Before President Trump used Twitter to label journalists enemies of the American people, Israeli Prime Minister Benjamin Netanyahu was picking fights with journalists on Facebook, his preferred social platform. Netanyahu has accused the owners of the left-wing daily Haaretz of having ties to the Nazis. And he has pursued an anti-TV-news vendetta so fierce it nearly shuttered one of the nation’s two news channels after it aired a series of investigative reports that were critical of the prime minister and his inner circle.
Such developments have drawn the attention of international media figures. This week, as Keshet Media Group — Israel’s undisputed television heavyweight — launched its fourth installment of INTV, its quasi-annual Jerusalem confab on innovation in television, it has among its participants for the first time CNN president Jeff Zucker, Fox Television Group CEO Dana Walden, and NBC president Jennifer Salke.
“When you look at the gestalt, it’s about how you maintain your sense of direction, creation, and vocation under these circumstances,” says Avi Nir, CEO of Keshet. “Media under attack — that’s a great opportunity for the media.

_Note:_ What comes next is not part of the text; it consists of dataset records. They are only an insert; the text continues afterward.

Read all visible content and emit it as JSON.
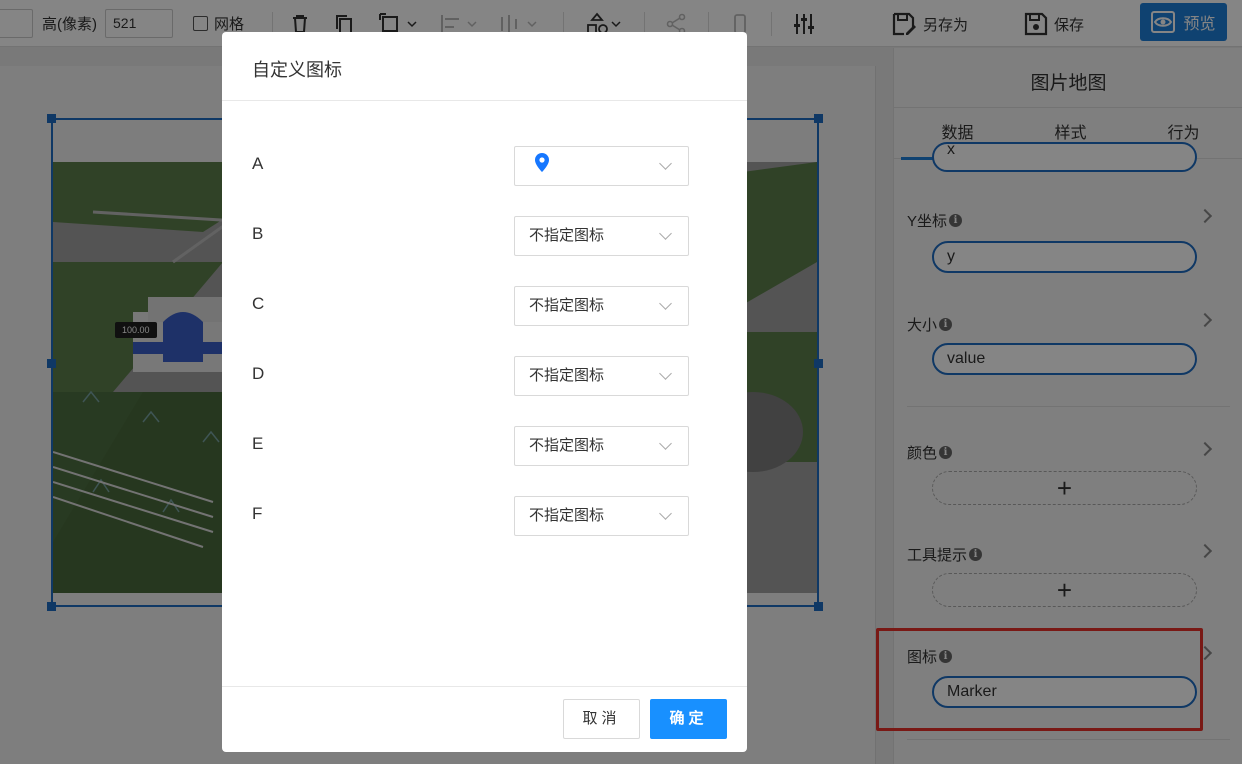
{
  "toolbar": {
    "height_label": "高(像素)",
    "height_value": "521",
    "grid_label": "网格",
    "save_as_label": "另存为",
    "save_label": "保存",
    "preview_label": "预览"
  },
  "canvas": {
    "value_tag": "100.00"
  },
  "panel": {
    "title": "图片地图",
    "tabs": [
      {
        "label": "数据",
        "active": true
      },
      {
        "label": "样式",
        "active": false
      },
      {
        "label": "行为",
        "active": false
      }
    ],
    "x_pill_partial": "x",
    "y_label": "Y坐标",
    "y_value": "y",
    "size_label": "大小",
    "size_value": "value",
    "color_label": "颜色",
    "color_add": "+",
    "tooltip_label": "工具提示",
    "tooltip_add": "+",
    "icon_label": "图标",
    "icon_value": "Marker",
    "info_glyph": "i"
  },
  "modal": {
    "title": "自定义图标",
    "rows": [
      {
        "label": "A",
        "value": "",
        "icon": "map-pin-icon"
      },
      {
        "label": "B",
        "value": "不指定图标"
      },
      {
        "label": "C",
        "value": "不指定图标"
      },
      {
        "label": "D",
        "value": "不指定图标"
      },
      {
        "label": "E",
        "value": "不指定图标"
      },
      {
        "label": "F",
        "value": "不指定图标"
      }
    ],
    "cancel_label": "取消",
    "ok_label": "确定"
  },
  "colors": {
    "accent": "#1890ff",
    "selection": "#1e6bc2",
    "highlight": "#e8312a",
    "pin": "#1677ff"
  }
}
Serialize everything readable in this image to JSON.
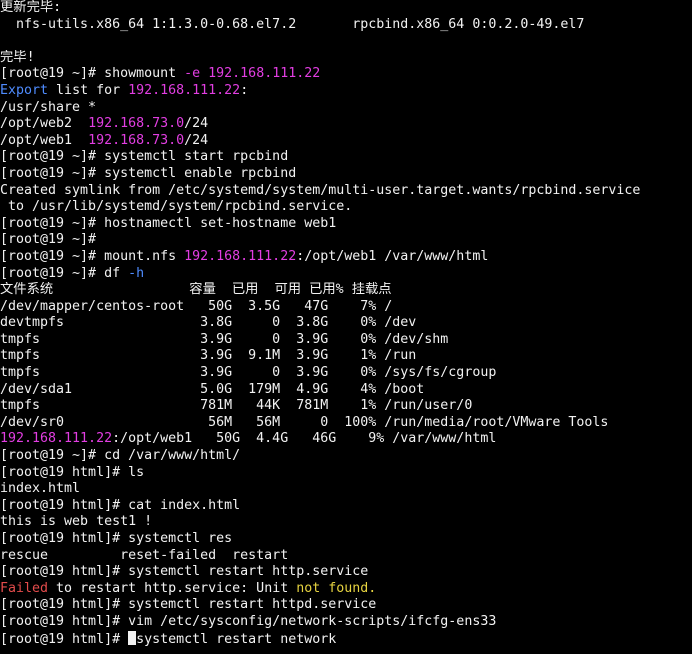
{
  "terminal": {
    "colors": {
      "background": "#000000",
      "text": "#f2f2f2",
      "magenta": "#e23ee2",
      "blue": "#4f8cff",
      "red": "#e24b4b",
      "yellow": "#e6d340"
    },
    "lines": [
      [
        {
          "t": "更新完毕:"
        }
      ],
      [
        {
          "t": "  nfs-utils.x86_64 1:1.3.0-0.68.el7.2       rpcbind.x86_64 0:0.2.0-49.el7"
        }
      ],
      [
        {
          "t": ""
        }
      ],
      [
        {
          "t": "完毕!"
        }
      ],
      [
        {
          "t": "[root@19 ~]# showmount "
        },
        {
          "t": "-e",
          "c": "magenta"
        },
        {
          "t": " "
        },
        {
          "t": "192.168.111.22",
          "c": "magenta"
        }
      ],
      [
        {
          "t": "Export",
          "c": "blue"
        },
        {
          "t": " list for "
        },
        {
          "t": "192.168.111.22",
          "c": "magenta"
        },
        {
          "t": ":"
        }
      ],
      [
        {
          "t": "/usr/share *"
        }
      ],
      [
        {
          "t": "/opt/web2  "
        },
        {
          "t": "192.168.73.0",
          "c": "magenta"
        },
        {
          "t": "/24"
        }
      ],
      [
        {
          "t": "/opt/web1  "
        },
        {
          "t": "192.168.73.0",
          "c": "magenta"
        },
        {
          "t": "/24"
        }
      ],
      [
        {
          "t": "[root@19 ~]# systemctl start rpcbind"
        }
      ],
      [
        {
          "t": "[root@19 ~]# systemctl enable rpcbind"
        }
      ],
      [
        {
          "t": "Created symlink from /etc/systemd/system/multi-user.target.wants/rpcbind.service"
        }
      ],
      [
        {
          "t": " to /usr/lib/systemd/system/rpcbind.service."
        }
      ],
      [
        {
          "t": "[root@19 ~]# hostnamectl set-hostname web1"
        }
      ],
      [
        {
          "t": "[root@19 ~]#"
        }
      ],
      [
        {
          "t": "[root@19 ~]# mount.nfs "
        },
        {
          "t": "192.168.111.22",
          "c": "magenta"
        },
        {
          "t": ":/opt/web1 /var/www/html"
        }
      ],
      [
        {
          "t": "[root@19 ~]# df "
        },
        {
          "t": "-h",
          "c": "blue"
        }
      ],
      [
        {
          "t": "文件系统                 容量  已用  可用 已用% 挂载点"
        }
      ],
      [
        {
          "t": "/dev/mapper/centos-root   50G  3.5G   47G    7% /"
        }
      ],
      [
        {
          "t": "devtmpfs                 3.8G     0  3.8G    0% /dev"
        }
      ],
      [
        {
          "t": "tmpfs                    3.9G     0  3.9G    0% /dev/shm"
        }
      ],
      [
        {
          "t": "tmpfs                    3.9G  9.1M  3.9G    1% /run"
        }
      ],
      [
        {
          "t": "tmpfs                    3.9G     0  3.9G    0% /sys/fs/cgroup"
        }
      ],
      [
        {
          "t": "/dev/sda1                5.0G  179M  4.9G    4% /boot"
        }
      ],
      [
        {
          "t": "tmpfs                    781M   44K  781M    1% /run/user/0"
        }
      ],
      [
        {
          "t": "/dev/sr0                  56M   56M     0  100% /run/media/root/VMware Tools"
        }
      ],
      [
        {
          "t": "192.168.111.22",
          "c": "magenta"
        },
        {
          "t": ":/opt/web1   50G  4.4G   46G    9% /var/www/html"
        }
      ],
      [
        {
          "t": "[root@19 ~]# cd /var/www/html/"
        }
      ],
      [
        {
          "t": "[root@19 html]# ls"
        }
      ],
      [
        {
          "t": "index.html"
        }
      ],
      [
        {
          "t": "[root@19 html]# cat index.html"
        }
      ],
      [
        {
          "t": "this is web test1 !"
        }
      ],
      [
        {
          "t": "[root@19 html]# systemctl res"
        }
      ],
      [
        {
          "t": "rescue         reset-failed  restart"
        }
      ],
      [
        {
          "t": "[root@19 html]# systemctl restart http.service"
        }
      ],
      [
        {
          "t": "Failed",
          "c": "red"
        },
        {
          "t": " to restart http.service: Unit "
        },
        {
          "t": "not found.",
          "c": "yellow"
        }
      ],
      [
        {
          "t": "[root@19 html]# systemctl restart httpd.service"
        }
      ],
      [
        {
          "t": "[root@19 html]# vim /etc/sysconfig/network-scripts/ifcfg-ens33"
        }
      ],
      [
        {
          "t": "[root@19 html]# "
        },
        {
          "t": "",
          "cursor": true
        },
        {
          "t": "systemctl restart network"
        }
      ]
    ]
  }
}
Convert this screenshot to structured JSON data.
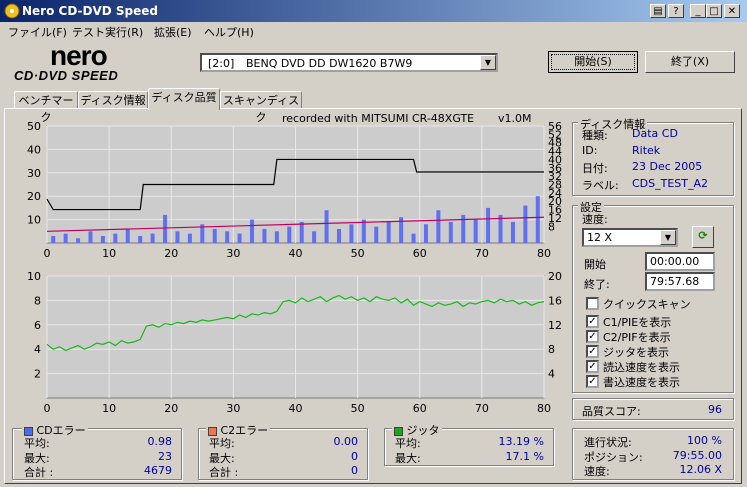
{
  "window": {
    "title": "Nero CD-DVD Speed",
    "colors": {
      "titlebar": "#0a246a"
    }
  },
  "menu": [
    "ファイル(F)",
    "テスト実行(R)",
    "拡張(E)",
    "ヘルプ(H)"
  ],
  "logo": {
    "line1": "nero",
    "line2": "CD·DVD SPEED"
  },
  "drive": {
    "slot": "[2:0]",
    "name": "BENQ DVD DD DW1620 B7W9"
  },
  "buttons": {
    "start": "開始(S)",
    "exit": "終了(X)"
  },
  "tabs": [
    "ベンチマーク",
    "ディスク情報",
    "ディスク品質",
    "スキャンディスク"
  ],
  "active_tab": "ディスク品質",
  "chart_caption": "recorded with MITSUMI CR-48XGTE",
  "chart_version": "v1.0M",
  "disc_info": {
    "title": "ディスク情報",
    "rows": [
      {
        "label": "種類:",
        "value": "Data CD"
      },
      {
        "label": "ID:",
        "value": "Ritek"
      },
      {
        "label": "日付:",
        "value": "23 Dec 2005"
      },
      {
        "label": "ラベル:",
        "value": "CDS_TEST_A2"
      }
    ]
  },
  "settings": {
    "title": "設定",
    "speed_label": "速度:",
    "speed_value": "12 X",
    "start_label": "開始",
    "start_value": "00:00.00",
    "end_label": "終了:",
    "end_value": "79:57.68",
    "checkboxes": [
      {
        "label": "クイックスキャン",
        "checked": false
      },
      {
        "label": "C1/PIEを表示",
        "checked": true
      },
      {
        "label": "C2/PIFを表示",
        "checked": true
      },
      {
        "label": "ジッタを表示",
        "checked": true
      },
      {
        "label": "読込速度を表示",
        "checked": true
      },
      {
        "label": "書込速度を表示",
        "checked": true
      }
    ]
  },
  "quality": {
    "label": "品質スコア:",
    "value": "96"
  },
  "progress": {
    "rows": [
      {
        "label": "進行状況:",
        "value": "100 %"
      },
      {
        "label": "ポジション:",
        "value": "79:55.00"
      },
      {
        "label": "速度:",
        "value": "12.06 X"
      }
    ]
  },
  "stats": {
    "cd_errors": {
      "title": "CDエラー",
      "color": "#4a6cf4",
      "rows": [
        {
          "label": "平均:",
          "value": "0.98"
        },
        {
          "label": "最大:",
          "value": "23"
        },
        {
          "label": "合計 :",
          "value": "4679"
        }
      ]
    },
    "c2_errors": {
      "title": "C2エラー",
      "color": "#f07848",
      "rows": [
        {
          "label": "平均:",
          "value": "0.00"
        },
        {
          "label": "最大:",
          "value": "0"
        },
        {
          "label": "合計 :",
          "value": "0"
        }
      ]
    },
    "jitter": {
      "title": "ジッタ",
      "color": "#18a818",
      "rows": [
        {
          "label": "平均:",
          "value": "13.19 %"
        },
        {
          "label": "最大:",
          "value": "17.1 %"
        }
      ]
    }
  },
  "chart_data": [
    {
      "type": "bar+line",
      "xlim": [
        0,
        80
      ],
      "ylim_left": [
        0,
        50
      ],
      "ylim_right": [
        0,
        56
      ],
      "x_ticks": [
        0,
        10,
        20,
        30,
        40,
        50,
        60,
        70,
        80
      ],
      "y_ticks_left": [
        10,
        20,
        30,
        40,
        50
      ],
      "y_ticks_right": [
        8,
        12,
        16,
        20,
        24,
        28,
        32,
        36,
        40,
        44,
        48,
        52,
        56
      ],
      "series": [
        {
          "kind": "bars",
          "color": "#6070f0",
          "x": [
            1,
            3,
            5,
            7,
            9,
            11,
            13,
            15,
            17,
            19,
            21,
            23,
            25,
            27,
            29,
            31,
            33,
            35,
            37,
            39,
            41,
            43,
            45,
            47,
            49,
            51,
            53,
            55,
            57,
            59,
            61,
            63,
            65,
            67,
            69,
            71,
            73,
            75,
            77,
            79
          ],
          "values": [
            3,
            4,
            2,
            5,
            3,
            4,
            6,
            3,
            4,
            12,
            5,
            4,
            8,
            6,
            5,
            4,
            10,
            6,
            5,
            7,
            9,
            5,
            14,
            6,
            8,
            10,
            7,
            9,
            11,
            4,
            8,
            14,
            9,
            12,
            10,
            15,
            12,
            9,
            16,
            20
          ]
        },
        {
          "kind": "line",
          "color": "#000000",
          "x": [
            0,
            1,
            15,
            15.5,
            36.5,
            37,
            59,
            59.5,
            80
          ],
          "values": [
            21,
            16,
            16,
            28,
            28,
            40,
            40,
            34,
            34
          ]
        },
        {
          "kind": "line",
          "color": "#c00060",
          "x": [
            0,
            20,
            40,
            60,
            80
          ],
          "values": [
            5,
            6.5,
            8,
            9.5,
            11
          ]
        }
      ]
    },
    {
      "type": "line",
      "xlim": [
        0,
        80
      ],
      "ylim_left": [
        0,
        10
      ],
      "ylim_right": [
        0,
        20
      ],
      "x_ticks": [
        0,
        10,
        20,
        30,
        40,
        50,
        60,
        70,
        80
      ],
      "y_ticks_left": [
        2,
        4,
        6,
        8,
        10
      ],
      "y_ticks_right": [
        4,
        8,
        12,
        16,
        20
      ],
      "series": [
        {
          "kind": "line",
          "color": "#18b818",
          "x": [
            0,
            1,
            2,
            3,
            4,
            5,
            6,
            7,
            8,
            9,
            10,
            11,
            12,
            13,
            14,
            15,
            16,
            17,
            18,
            19,
            20,
            21,
            22,
            23,
            24,
            25,
            26,
            27,
            28,
            29,
            30,
            31,
            32,
            33,
            34,
            35,
            36,
            37,
            38,
            39,
            40,
            41,
            42,
            43,
            44,
            45,
            46,
            47,
            48,
            49,
            50,
            51,
            52,
            53,
            54,
            55,
            56,
            57,
            58,
            59,
            60,
            61,
            62,
            63,
            64,
            65,
            66,
            67,
            68,
            69,
            70,
            71,
            72,
            73,
            74,
            75,
            76,
            77,
            78,
            79,
            80
          ],
          "values": [
            4.4,
            4.0,
            4.2,
            3.9,
            4.1,
            4.3,
            4.0,
            4.2,
            4.5,
            4.4,
            4.6,
            4.3,
            4.7,
            4.5,
            4.6,
            4.8,
            5.9,
            6.0,
            5.8,
            6.1,
            6.0,
            6.2,
            6.1,
            6.3,
            6.2,
            6.4,
            6.3,
            6.4,
            6.5,
            6.6,
            6.5,
            6.8,
            6.6,
            6.9,
            6.8,
            7.0,
            6.9,
            7.1,
            7.9,
            8.0,
            7.8,
            8.2,
            7.9,
            8.1,
            8.3,
            7.9,
            8.2,
            8.4,
            8.1,
            8.3,
            8.0,
            8.2,
            7.9,
            8.3,
            8.1,
            8.0,
            8.2,
            7.8,
            8.1,
            7.6,
            7.9,
            7.7,
            7.5,
            7.8,
            7.6,
            7.7,
            7.9,
            7.5,
            7.8,
            7.7,
            7.9,
            8.0,
            7.8,
            8.1,
            7.9,
            8.0,
            7.7,
            7.9,
            7.6,
            7.8,
            7.9
          ]
        }
      ]
    }
  ]
}
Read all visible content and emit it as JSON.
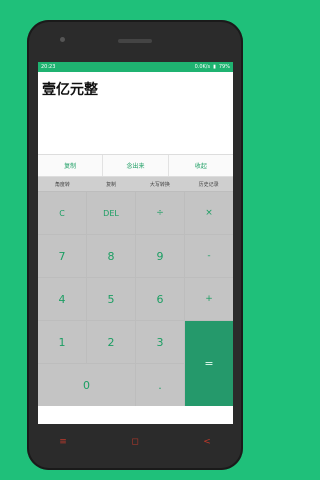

The politics are challenging them, and so is digital, the changing of technology, and the new platforms.”
Walden spoke with Nir on March 6 at the conference, noting that Fox’s programming seeks to touch on “important” topics while shying away from overtly political messages at a time of great polarization in U.S. culture.
“We certainly don’t want to tackle politics right now. I think the best entertainment tackles social issues in a sort of seamless way,” she said, pointing to “Glee” as an example. “You have to entertain first. I am not interested in being a soapbox, but I am interested in having important content.”
|“You have to entertain first. I am not interested in being a soapbox.”|
The viewership of that content has experienced a seismic shift, she added, one that has prompted her to change her views of the overnight ratings reports. Television viewership is now unfolding on a three- and seven- day window, and Fox aims to adjust to that new reality. “We are trying to orient our company to the fact that viewers are watching shows in a much different way … the tail of our content is very long, and advertisers pay us for a seven-day window,” she said. “Just like we’re trying to be contemporary in how we platform our shows to our viewers, we have to be contemporary about how we evaluate the ratings and the research.”
Frank Spotnitz, creator of “The Man in the High Castle,” noted that streaming has upended Hollywood’s monopoly on content and made it possible for smaller foreign markets to compete. “I’m excited about this as an American and as a citizen of the world because I think for the first time, cultures have the chance to talk to each other,” he said. “The echo chamber that we’ve all had culturally can stop. And I think now given the troubling political times that we’re living in, that’s more important than ever.”
Israel has adapted to that idea, with creative media companies that are constantly innovating. With productions too cash-strapped for special effects or pricey locations, writers focus on character-driven scripts. When Gideon Raff first penned “Prisoners of War,” which evolved into “Homeland,” he focused on the drama of the human psyche rather than the car crashes and explosions that came with the show’s American adaptation. When “The Affair” writer Hagai Levi wrote his first script for “B’Tipul,” which would later become HBO’s “In Treatment,” he confined the action of each episode to a single room, a move that slashed production costs and upped the level of human emotion.
Technological innovation has also given the Jewish State a significant edge. The so-called “start-up nation,” second only to Silicon Valley in its concentration of innovative tech companies, Israel has excelled at harnessing its high-tech scene to generate global hits. For example, Koda Communications eliminated the need for a crew when it debuted “Mehubarim,” a reality show in which cast members film themselves on handheld cameras (and which became, under AOL, “Connected”).
Zucker, for his part, says he didn’t need much convincing when his friend Alex Gilady, the founder of Keshet and a longtime sports journalist in Israel, asked him to attend INTV this year.
“It was an easy request to say yes to,” he said, via email. “There has been a lot of talk about the concept of ‘truth’ in recent months, largely as a result of the U.S. presidential election. I can’t imagine a media conference at this point in time not addressing this issue, as almost anywhere I go these days, this is what people want to talk about.”